1. Spock slaps the face of the immature child with enormous power
Mr. Spock: I object to you. I object to intellect without discipline; I object to power without constructive purpose.
Trelane: Oh, Mr. Spock, you do have one saving grace after all: you’re ill-mannered! The Human half of you, no doubt?
2. The parents of the immature child with enormous power return to restore order and take the child home.
Trelane’s Father: Trelane! Stop that nonsense at once!
3. Kirk classifies the immature child for the record.
Mr. Spock: Captain.
Captain James T. Kirk: Mr. Spock. Still thinking about Trelane, is that it?
Mr. Spock: For the record, Captain, how do we describe him? Pure mentality? A force of intellect? Embodied energy? Super-being? He must be classified, sir.
Captain James T. Kirk: [thinks a moment] God of War, Mr. Spock.
Mr. Spock: Well, I hardly find that fitting.
Captain James T. Kirk: Then a small boy. And a very naughty one at that.
Mr. Spock: It WILL make a strange entry in the library banks.
Captain James T. Kirk: But then he was a very strange small boy.
Keep in mind that the description below from a Star Trek fan site was not written about our immature child president.
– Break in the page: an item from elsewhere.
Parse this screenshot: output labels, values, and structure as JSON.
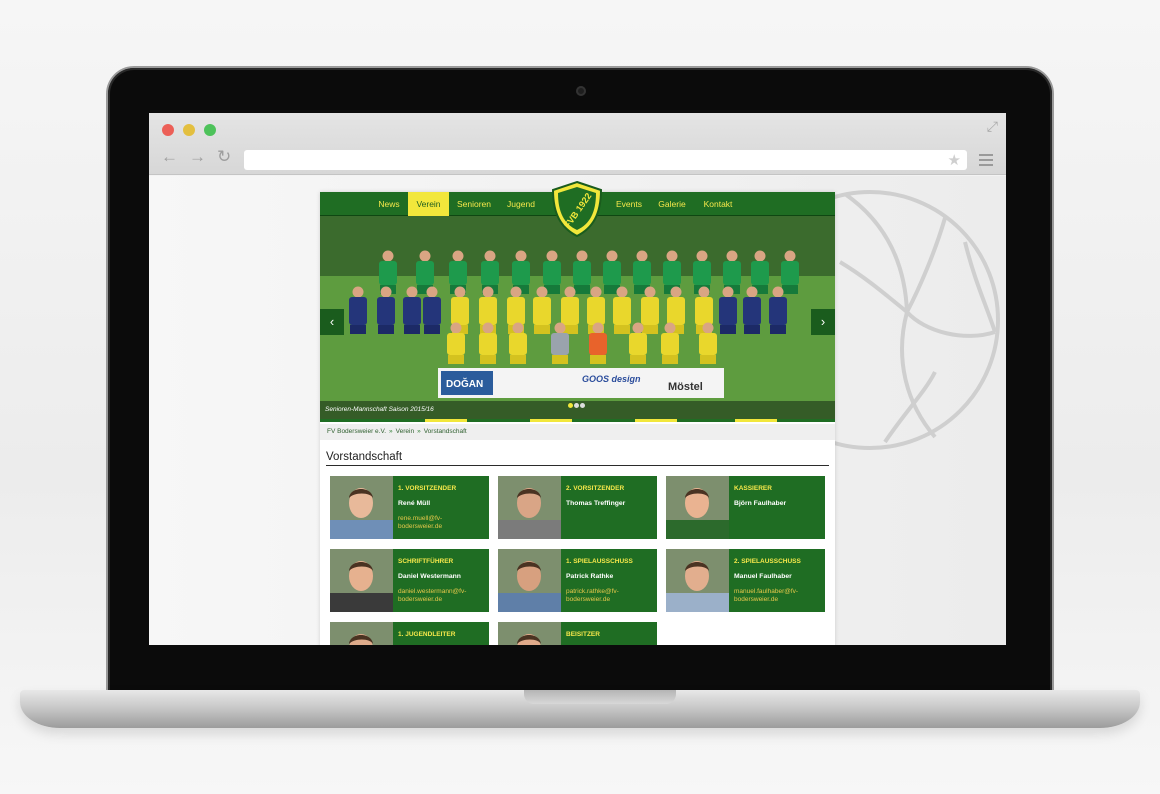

[T]he pivotal moment comes when Trelane’s parents show up and put a stop to all of his “games”… Immediately, Trelane’s speech patterns change, going from superior and jovial scoundrel to a cranky little boy whose mommy and daddy are telling him it’s time to put his toys away and take a nap. Despite all of his blusterings and exhilaration of the hunt, Trelane protests that he’s just playing around, makes excuses, and even whines that he never gets to have any fun….[T]his call[s] to mind images of a young child being told it’s bedtime right in the middle of playing with its toys.
Sometimes you have to wonder if the cable talk shows will ever get it right.